There is a search bar along the right-hand column of this blog, you know, just so that before dashing off a comment you can check out whether and what I had written on the subject already – just type in key words like education or religion or prices or Harry Potter or freedom or China or poems and see what is available. You might be pleasantly surprised to see that I have said a lot of things on all these subjects already: and you might find your queries answered, your doubts resolved. If you don’t like using the search bar, you may instead click on the various labels (‘personal’, ‘worldview’, ‘tributes’, ‘earliest posts’ etc). It will be a nice gesture to me, too, saving me the trouble of repeating things I have said (sometimes more than once-) before!

I have myself been going over some old posts lately, and there are now quite a lot of them, on a great variety of subjects. And since I don’t normally write about nine-day wonders, most of them are quite as relevant today as they were on the date of writing.

So I shall not write on anything ‘new’ for a while (what’s the big deal about newness anyway? An obsession with novelty is a sign of a weak mind that merely lives from sensation to sensation, retaining no memories and having no use for reflection … that’s not the kind of reader I wish to attract and keep). Instead, I shall wait expectantly for comments to come in on some really old posts. Like this one, for instance.

1 comment:

Sunup said...
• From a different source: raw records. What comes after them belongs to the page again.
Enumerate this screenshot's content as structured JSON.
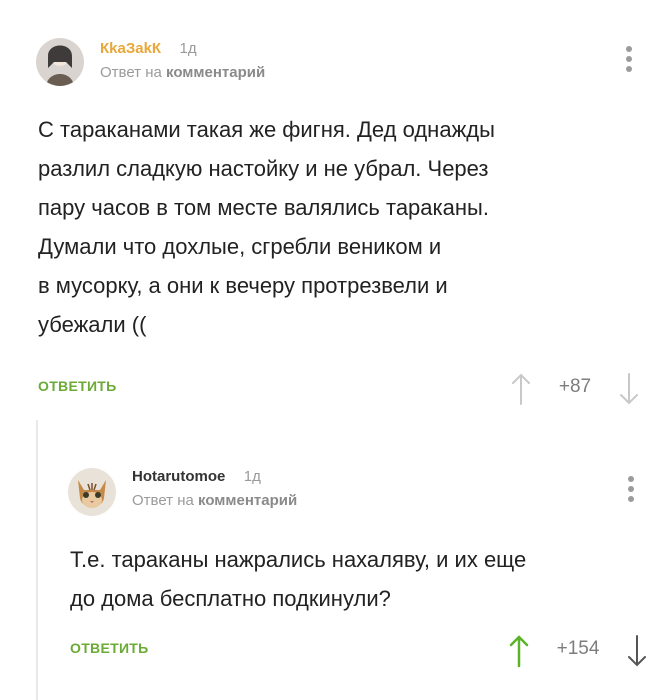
{
  "comments": [
    {
      "author": "КkаЗаkК",
      "time": "1д",
      "reply_prefix": "Ответ на",
      "reply_target": "комментарий",
      "text_lines": [
        "С тараканами такая же фигня. Дед однажды",
        "разлил сладкую настойку и не убрал. Через",
        "пару часов в том месте валялись тараканы.",
        "Думали что дохлые, сгребли веником и",
        "в мусорку, а они к вечеру протрезвели и",
        "убежали (("
      ],
      "reply_button": "ОТВЕТИТЬ",
      "rating": "+87",
      "upvote_active": false,
      "colors": {
        "author": "#e8a73a",
        "arrow": "#c8c8c8"
      }
    },
    {
      "author": "Hotarutomoe",
      "time": "1д",
      "reply_prefix": "Ответ на",
      "reply_target": "комментарий",
      "text_lines": [
        "Т.е. тараканы нажрались нахаляву, и их еще",
        "до дома бесплатно подкинули?"
      ],
      "reply_button": "ОТВЕТИТЬ",
      "rating": "+154",
      "upvote_active": true,
      "colors": {
        "author": "#333333",
        "upvote": "#5ab32a",
        "arrow": "#555555"
      }
    }
  ],
  "icons": {
    "menu": "more-vertical-icon",
    "upvote": "arrow-up-icon",
    "downvote": "arrow-down-icon"
  },
  "accent": "#6aaa35"
}
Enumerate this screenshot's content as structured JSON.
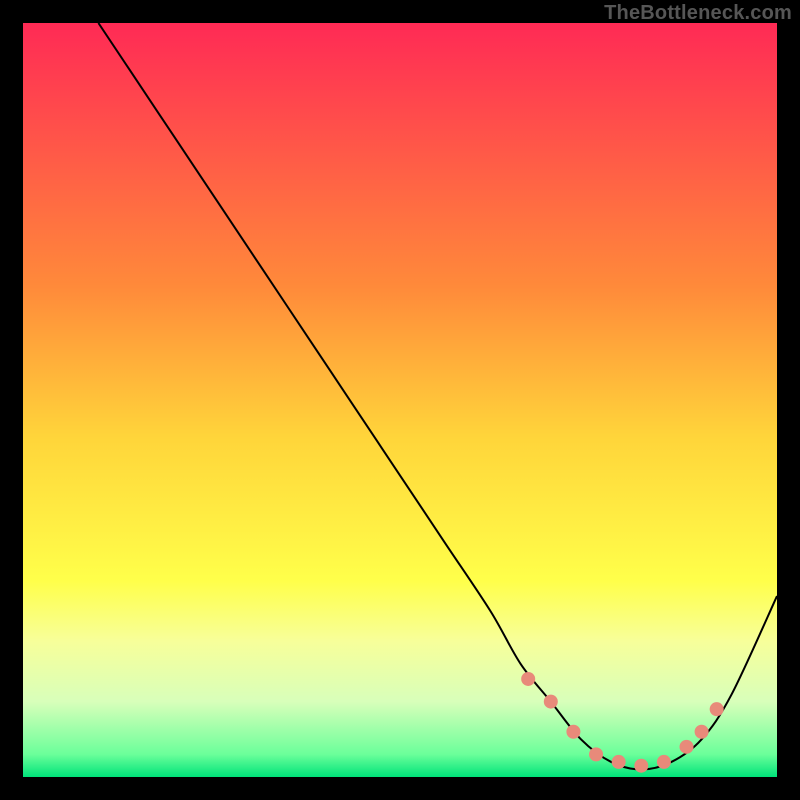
{
  "attribution": "TheBottleneck.com",
  "chart_data": {
    "type": "line",
    "title": "",
    "xlabel": "",
    "ylabel": "",
    "xlim": [
      0,
      100
    ],
    "ylim": [
      0,
      100
    ],
    "background": {
      "type": "vertical-gradient",
      "stops": [
        {
          "offset": 0,
          "color": "#ff2a55"
        },
        {
          "offset": 35,
          "color": "#ff8a3a"
        },
        {
          "offset": 55,
          "color": "#ffd53a"
        },
        {
          "offset": 74,
          "color": "#ffff4a"
        },
        {
          "offset": 82,
          "color": "#f7ff9a"
        },
        {
          "offset": 90,
          "color": "#d8ffba"
        },
        {
          "offset": 97,
          "color": "#6bff9a"
        },
        {
          "offset": 100,
          "color": "#00e37a"
        }
      ]
    },
    "series": [
      {
        "name": "bottleneck-curve",
        "color": "#000000",
        "x": [
          10,
          14,
          20,
          26,
          32,
          38,
          44,
          50,
          56,
          62,
          66,
          70,
          74,
          78,
          82,
          86,
          90,
          94,
          100
        ],
        "y": [
          100,
          94,
          85,
          76,
          67,
          58,
          49,
          40,
          31,
          22,
          15,
          10,
          5,
          2,
          1,
          2,
          5,
          11,
          24
        ]
      }
    ],
    "markers": {
      "name": "highlight-dots",
      "color": "#e88a7a",
      "points": [
        {
          "x": 67,
          "y": 13
        },
        {
          "x": 70,
          "y": 10
        },
        {
          "x": 73,
          "y": 6
        },
        {
          "x": 76,
          "y": 3
        },
        {
          "x": 79,
          "y": 2
        },
        {
          "x": 82,
          "y": 1.5
        },
        {
          "x": 85,
          "y": 2
        },
        {
          "x": 88,
          "y": 4
        },
        {
          "x": 90,
          "y": 6
        },
        {
          "x": 92,
          "y": 9
        }
      ]
    }
  }
}
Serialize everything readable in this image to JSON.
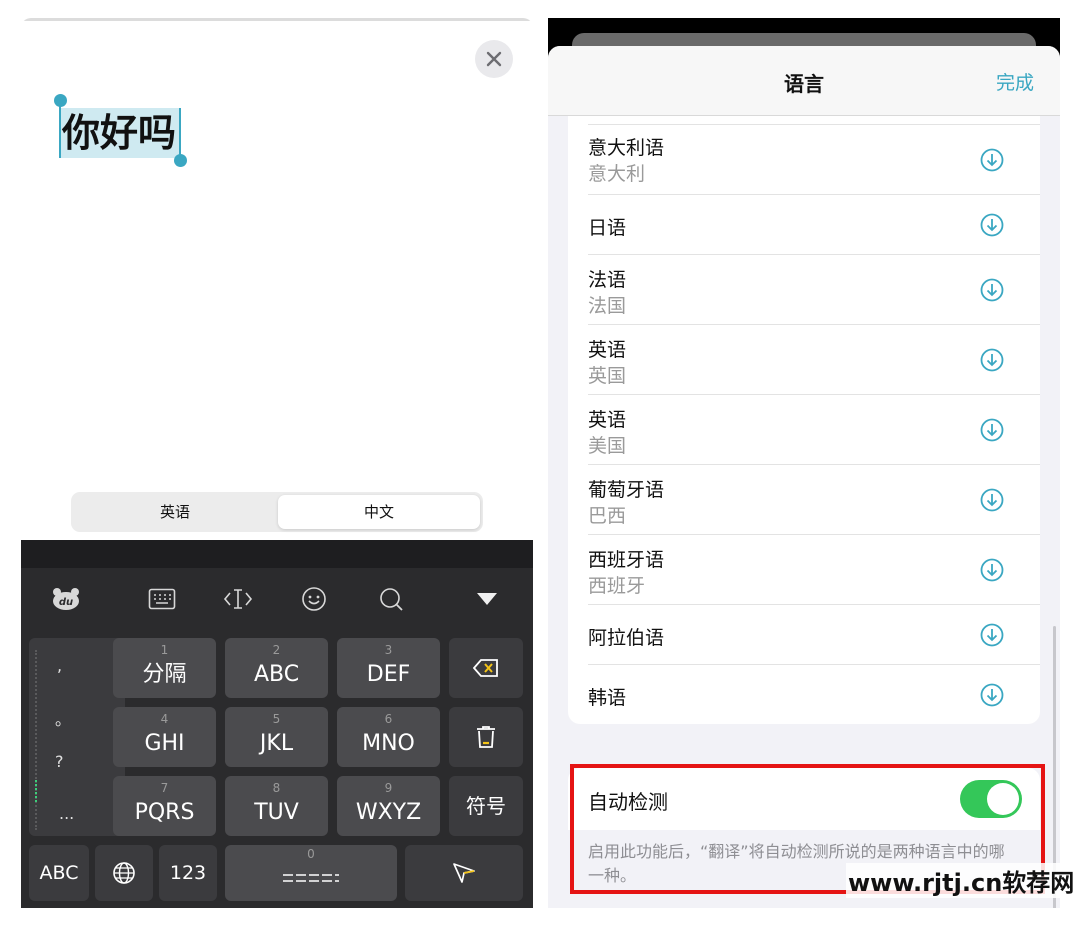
{
  "left": {
    "selected_text": "你好吗",
    "segment": {
      "left_label": "英语",
      "right_label": "中文",
      "active": "中文"
    },
    "keyboard": {
      "toolbar_icons": [
        "du-bear-logo-icon",
        "keyboard-icon",
        "cursor-icon",
        "emoji-icon",
        "search-icon",
        "collapse-icon"
      ],
      "punct": [
        ",",
        "。",
        "?",
        "..."
      ],
      "rows": [
        [
          {
            "num": "1",
            "label": "分隔"
          },
          {
            "num": "2",
            "label": "ABC"
          },
          {
            "num": "3",
            "label": "DEF"
          }
        ],
        [
          {
            "num": "4",
            "label": "GHI"
          },
          {
            "num": "5",
            "label": "JKL"
          },
          {
            "num": "6",
            "label": "MNO"
          }
        ],
        [
          {
            "num": "7",
            "label": "PQRS"
          },
          {
            "num": "8",
            "label": "TUV"
          },
          {
            "num": "9",
            "label": "WXYZ"
          }
        ]
      ],
      "symbol_key": "符号",
      "bottom": {
        "abc": "ABC",
        "num123": "123",
        "space_num": "0"
      }
    }
  },
  "right": {
    "title": "语言",
    "done": "完成",
    "languages": [
      {
        "name": "意大利语",
        "region": "意大利"
      },
      {
        "name": "日语",
        "region": ""
      },
      {
        "name": "法语",
        "region": "法国"
      },
      {
        "name": "英语",
        "region": "英国"
      },
      {
        "name": "英语",
        "region": "美国"
      },
      {
        "name": "葡萄牙语",
        "region": "巴西"
      },
      {
        "name": "西班牙语",
        "region": "西班牙"
      },
      {
        "name": "阿拉伯语",
        "region": ""
      },
      {
        "name": "韩语",
        "region": ""
      }
    ],
    "auto_detect": {
      "label": "自动检测",
      "enabled": true,
      "description": "启用此功能后，“翻译”将自动检测所说的是两种语言中的哪一种。"
    }
  },
  "watermark": "www.rjtj.cn软荐网",
  "colors": {
    "accent": "#3aa7c2",
    "toggle_on": "#34c759",
    "highlight": "#e51414"
  }
}
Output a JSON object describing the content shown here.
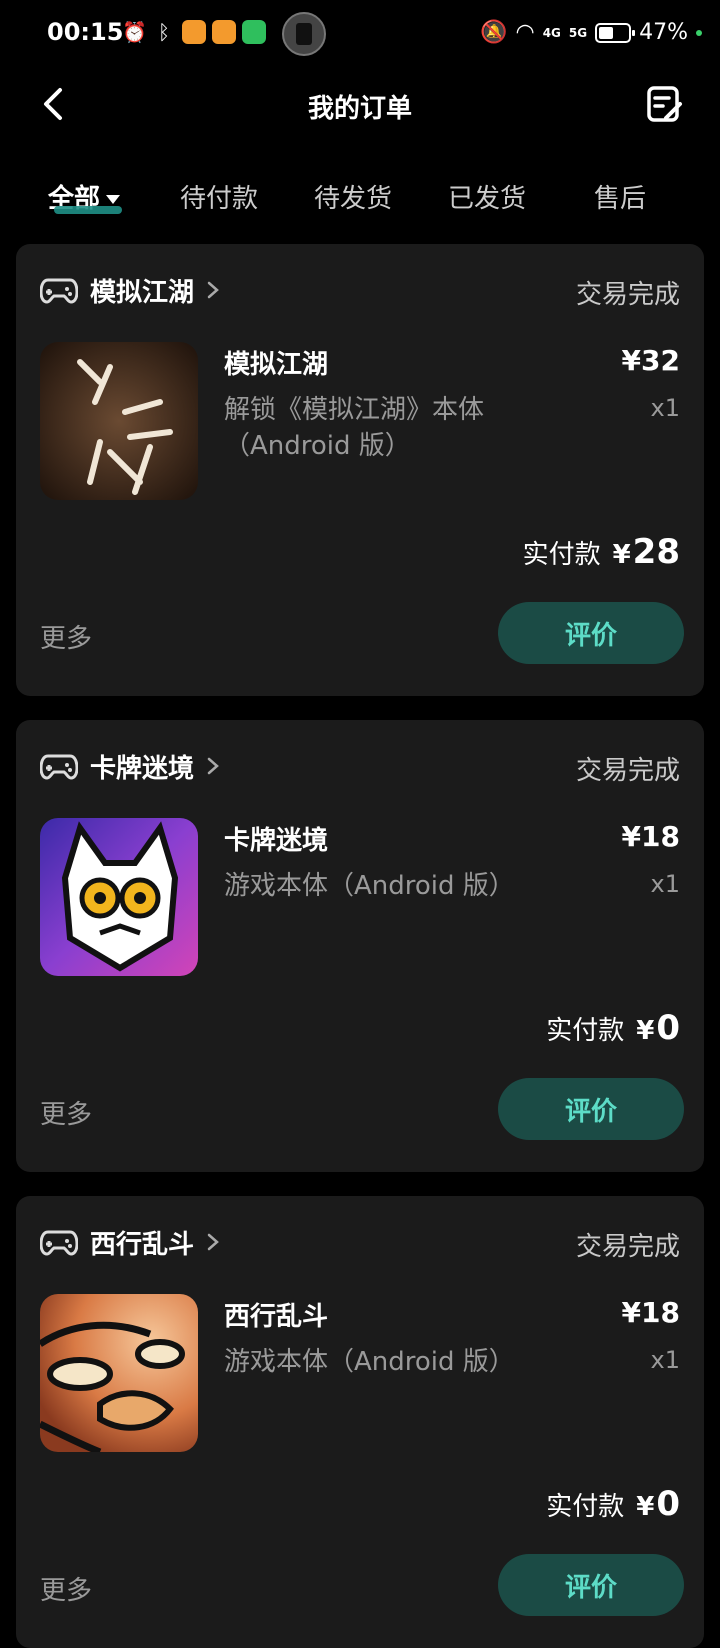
{
  "status_bar": {
    "time": "00:15",
    "battery": "47%",
    "network_4g": "4G",
    "network_5g": "5G"
  },
  "header": {
    "title": "我的订单"
  },
  "tabs": [
    {
      "label": "全部",
      "active": true
    },
    {
      "label": "待付款"
    },
    {
      "label": "待发货"
    },
    {
      "label": "已发货"
    },
    {
      "label": "售后"
    }
  ],
  "orders": [
    {
      "store": "模拟江湖",
      "status": "交易完成",
      "product_title": "模拟江湖",
      "product_desc": "解锁《模拟江湖》本体（Android 版）",
      "price": "¥32",
      "qty": "x1",
      "paid_label": "实付款",
      "paid_currency": "¥",
      "paid_amount": "28",
      "more": "更多",
      "review": "评价"
    },
    {
      "store": "卡牌迷境",
      "status": "交易完成",
      "product_title": "卡牌迷境",
      "product_desc": "游戏本体（Android 版）",
      "price": "¥18",
      "qty": "x1",
      "paid_label": "实付款",
      "paid_currency": "¥",
      "paid_amount": "0",
      "more": "更多",
      "review": "评价"
    },
    {
      "store": "西行乱斗",
      "status": "交易完成",
      "product_title": "西行乱斗",
      "product_desc": "游戏本体（Android 版）",
      "price": "¥18",
      "qty": "x1",
      "paid_label": "实付款",
      "paid_currency": "¥",
      "paid_amount": "0",
      "more": "更多",
      "review": "评价"
    }
  ],
  "icons": {
    "back": "chevron-left-icon",
    "edit": "note-edit-icon",
    "controller": "gamepad-icon",
    "chevron": "chevron-right-icon"
  },
  "colors": {
    "background": "#000000",
    "card": "#1b1b1b",
    "review_button_bg": "#1b4b45",
    "review_button_text": "#5ddcc7",
    "tab_indicator": "#1f8f86"
  }
}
I followed the link you provided in the last line of this post, which took me to "Are you sure", that you posted some 5 years ago. It really makes a serious reader ponder for a while. And whatever you've said in there makes sense and is a stated fact some way or the other. I shall just comment on some of the points that you've raised back then.
The status one achieves through money, fame, power, education doesn't guarantee any satisfaction or pleasure in real terms. So is the case with shopping. The pleasure that you derive from buying exorbitantly expensive gadgets is very short lived. In a day's time you would either lose interest in it, or something more expensive might catch your fancy and make your last acquisition seem ancient.
Following the common herd is another much-debated topic. I agree that most us tend to follow the herd. Of course, there are exceptions. I recently read about 4 IIM alumni, who gave up their plush jobs at UBS to come back to India to do organic farming. They say that is what interests them. There are many who would love to do/practice what they dream about, but economic compulsions and/or safety of their monthly salary prevent them from doing so. I know a guy in my workplace, a brilliant chap, can write efficient code even better than what the software architect envisioned. But he simply hates his job. He likes to do research and incidentally has an invitation from BARC to do exactly that, thanks to his very high GATE scores. But unfortunately, economic compulsions prevent him from doing so. The monthly EMI amount that he pays (thanks to a new house -- his ancestral property was in shambles and his parents were in constant risk of a cave-in) comes to around 41,000 and BARC's 15,000 per month stipend would by no means take care of that. Things are so different nowadays than say even 15 years ago. My father didn't think of building a house until after retirement. But nowadays people in their 20s are buying/building houses. Not that I blame the youngsters. With rents as high as 15,000 plus per month, it makes better sense to buy a house and pay EMIs instead of paying such high rents to some house owner. I really had no answers or arguments to counter his sense of resignation.
And the point regarding charity -- It’s said to work for your own good, more than others’ -- how true! If done without compulsion or as a mere show, there's nothing that gives you more pleasure than helping out someone in need. And religion -- it's a major contributor to the hatred among mankind that's so common nowadays. If only people would keep their religion and beliefs to themselves. Sir, I've covered only a few points out of the many that you've covered in your post. But I've gone through each of your points and wholeheartedly agree that all the points are designed to make one think.